The latest effort will play out over five years and, like 3D printing itself, build up layer by layer. The first house, a one-story, two-bedroom structure, is meant to be ready by next year. It will be built largely in the university’s construction lab, and transported and assembled on site. (Plumbing and wiring are accommodated in the printed designs and finished on site.) The subsequent houses are steadily larger and more ambitious. The team will draw lessons from each construction to shape the next, on everything from building details to coding issues. The final structure will be “printed” on-site.
The designs are striking, idiosyncratic, and almost blobby, with distinct and unpredictable curves. This is a direct result of the 3D-printing process. Designs can be tweaked and modified house by house in a way that allows “true mass customization,” builder van Gurp said: “Every house can have a different look.” Torunoglu, the Eindhoven vice mayor, made a similar point, arguing that the process could “democratize the industry,” offering unprecedented design input to home buyers.
Of course, that’s a long way away. The process is “really interesting and could reduce the cost of housing in a significant way,” says Armando Carbonell, senior fellow and chair of the Department of Planning and Urban Form at the Lincoln Institute of Land Policy. “But that’s a ‘could.’”
If promised improvements materialize, this method would be 40 percent cheaper than standard construction, advocates of the burgeoning industry say. But as significant as that would be, the impact would still vary. In hot markets like New York or San Francisco, the portion of housing costs attributable to land value is two or three times construction costs; this method would be more effective in those cities if it proves possible to build “up,” increasing density. In cooler markets like Cleveland or St. Louis, where construction drives the cost of housing, 3D-printed homes could drastically lower such costs, Carbonell says. This could have an even greater impact in developing-world contexts.
The Eindhoven project is more directed at higher-end buyers, but that could still significantly help establish 3D printing as a viable construction option, because its success or failure depends on actual consumer acceptance. “It’s a challenge to learn from this process,” Eindhoven Vice Mayor Torunoglu said. “We have to collaborate with the market.”
In a good sign for that collaboration, more than 100 people have already signed up as potential renters.
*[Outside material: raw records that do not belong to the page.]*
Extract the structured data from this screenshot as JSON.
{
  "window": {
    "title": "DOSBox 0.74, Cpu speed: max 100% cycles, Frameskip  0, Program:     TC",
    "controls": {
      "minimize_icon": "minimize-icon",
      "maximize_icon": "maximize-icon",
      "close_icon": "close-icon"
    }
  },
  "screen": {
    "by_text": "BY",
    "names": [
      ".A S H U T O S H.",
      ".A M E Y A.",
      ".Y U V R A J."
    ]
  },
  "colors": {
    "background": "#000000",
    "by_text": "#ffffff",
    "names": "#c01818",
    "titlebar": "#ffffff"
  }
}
That level of interest isn’t something you can manufacture.
Rob Walker (robwalker.net) is a columnist for the Sunday Business section of The New York Times.
Image: Houben en Van Mierlo Architects